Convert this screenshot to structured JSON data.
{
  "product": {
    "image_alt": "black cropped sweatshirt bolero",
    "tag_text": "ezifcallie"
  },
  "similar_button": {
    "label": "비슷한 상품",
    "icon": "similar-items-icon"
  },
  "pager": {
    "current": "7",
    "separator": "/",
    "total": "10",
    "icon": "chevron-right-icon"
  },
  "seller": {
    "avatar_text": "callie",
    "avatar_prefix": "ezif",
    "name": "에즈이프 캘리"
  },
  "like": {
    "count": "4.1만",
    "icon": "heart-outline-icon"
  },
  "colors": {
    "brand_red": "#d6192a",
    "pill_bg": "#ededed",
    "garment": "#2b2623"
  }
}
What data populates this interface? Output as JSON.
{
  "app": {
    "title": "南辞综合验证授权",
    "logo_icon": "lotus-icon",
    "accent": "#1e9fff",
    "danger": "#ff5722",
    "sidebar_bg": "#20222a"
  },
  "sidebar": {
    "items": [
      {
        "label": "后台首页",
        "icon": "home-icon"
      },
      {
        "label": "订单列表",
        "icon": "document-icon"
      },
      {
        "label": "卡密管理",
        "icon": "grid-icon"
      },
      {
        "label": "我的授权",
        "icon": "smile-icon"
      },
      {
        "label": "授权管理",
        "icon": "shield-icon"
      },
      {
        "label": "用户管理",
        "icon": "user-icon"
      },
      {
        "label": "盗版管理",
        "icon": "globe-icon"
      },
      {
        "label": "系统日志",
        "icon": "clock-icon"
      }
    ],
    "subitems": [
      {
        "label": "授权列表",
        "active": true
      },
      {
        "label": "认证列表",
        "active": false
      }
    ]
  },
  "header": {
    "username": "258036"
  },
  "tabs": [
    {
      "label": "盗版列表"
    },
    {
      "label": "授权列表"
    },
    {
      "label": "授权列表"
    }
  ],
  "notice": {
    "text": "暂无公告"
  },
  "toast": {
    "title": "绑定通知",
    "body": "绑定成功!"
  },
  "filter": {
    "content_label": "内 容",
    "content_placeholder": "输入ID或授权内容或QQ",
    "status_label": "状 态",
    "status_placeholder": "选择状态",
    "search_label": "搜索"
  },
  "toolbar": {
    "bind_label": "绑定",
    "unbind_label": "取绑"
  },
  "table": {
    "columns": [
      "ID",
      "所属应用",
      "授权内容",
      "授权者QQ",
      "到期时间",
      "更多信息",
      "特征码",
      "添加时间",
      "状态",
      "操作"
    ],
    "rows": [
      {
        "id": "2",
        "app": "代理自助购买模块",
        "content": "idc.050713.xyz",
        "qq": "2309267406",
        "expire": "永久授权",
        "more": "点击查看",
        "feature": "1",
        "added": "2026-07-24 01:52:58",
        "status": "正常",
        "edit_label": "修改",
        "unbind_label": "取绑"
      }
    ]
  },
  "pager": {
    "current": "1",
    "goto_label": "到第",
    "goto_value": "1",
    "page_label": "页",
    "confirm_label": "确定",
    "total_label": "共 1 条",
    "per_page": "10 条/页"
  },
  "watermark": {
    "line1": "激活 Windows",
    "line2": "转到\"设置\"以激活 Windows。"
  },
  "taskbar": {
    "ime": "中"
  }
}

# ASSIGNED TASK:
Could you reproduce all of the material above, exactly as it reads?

# SOLUTION TO THE PROBLEM:
Convert this screenshot to structured JSON data.
{
  "product": {
    "image_alt": "black cropped sweatshirt bolero",
    "tag_text": "ezifcallie"
  },
  "similar_button": {
    "label": "비슷한 상품",
    "icon": "similar-items-icon"
  },
  "pager": {
    "current": "7",
    "separator": "/",
    "total": "10",
    "icon": "chevron-right-icon"
  },
  "seller": {
    "avatar_text": "callie",
    "avatar_prefix": "ezif",
    "name": "에즈이프 캘리"
  },
  "like": {
    "count": "4.1만",
    "icon": "heart-outline-icon"
  },
  "colors": {
    "brand_red": "#d6192a",
    "pill_bg": "#ededed",
    "garment": "#2b2623"
  }
}
What data populates this interface? Output as JSON.
{
  "app": {
    "title": "南辞综合验证授权",
    "logo_icon": "lotus-icon",
    "accent": "#1e9fff",
    "danger": "#ff5722",
    "sidebar_bg": "#20222a"
  },
  "sidebar": {
    "items": [
      {
        "label": "后台首页",
        "icon": "home-icon"
      },
      {
        "label": "订单列表",
        "icon": "document-icon"
      },
      {
        "label": "卡密管理",
        "icon": "grid-icon"
      },
      {
        "label": "我的授权",
        "icon": "smile-icon"
      },
      {
        "label": "授权管理",
        "icon": "shield-icon"
      },
      {
        "label": "用户管理",
        "icon": "user-icon"
      },
      {
        "label": "盗版管理",
        "icon": "globe-icon"
      },
      {
        "label": "系统日志",
        "icon": "clock-icon"
      }
    ],
    "subitems": [
      {
        "label": "授权列表",
        "active": true
      },
      {
        "label": "认证列表",
        "active": false
      }
    ]
  },
  "header": {
    "username": "258036"
  },
  "tabs": [
    {
      "label": "盗版列表"
    },
    {
      "label": "授权列表"
    },
    {
      "label": "授权列表"
    }
  ],
  "notice": {
    "text": "暂无公告"
  },
  "toast": {
    "title": "绑定通知",
    "body": "绑定成功!"
  },
  "filter": {
    "content_label": "内 容",
    "content_placeholder": "输入ID或授权内容或QQ",
    "status_label": "状 态",
    "status_placeholder": "选择状态",
    "search_label": "搜索"
  },
  "toolbar": {
    "bind_label": "绑定",
    "unbind_label": "取绑"
  },
  "table": {
    "columns": [
      "ID",
      "所属应用",
      "授权内容",
      "授权者QQ",
      "到期时间",
      "更多信息",
      "特征码",
      "添加时间",
      "状态",
      "操作"
    ],
    "rows": [
      {
        "id": "2",
        "app": "代理自助购买模块",
        "content": "idc.050713.xyz",
        "qq": "2309267406",
        "expire": "永久授权",
        "more": "点击查看",
        "feature": "1",
        "added": "2026-07-24 01:52:58",
        "status": "正常",
        "edit_label": "修改",
        "unbind_label": "取绑"
      }
    ]
  },
  "pager": {
    "current": "1",
    "goto_label": "到第",
    "goto_value": "1",
    "page_label": "页",
    "confirm_label": "确定",
    "total_label": "共 1 条",
    "per_page": "10 条/页"
  },
  "watermark": {
    "line1": "激活 Windows",
    "line2": "转到\"设置\"以激活 Windows。"
  },
  "taskbar": {
    "ime": "中"
  }
}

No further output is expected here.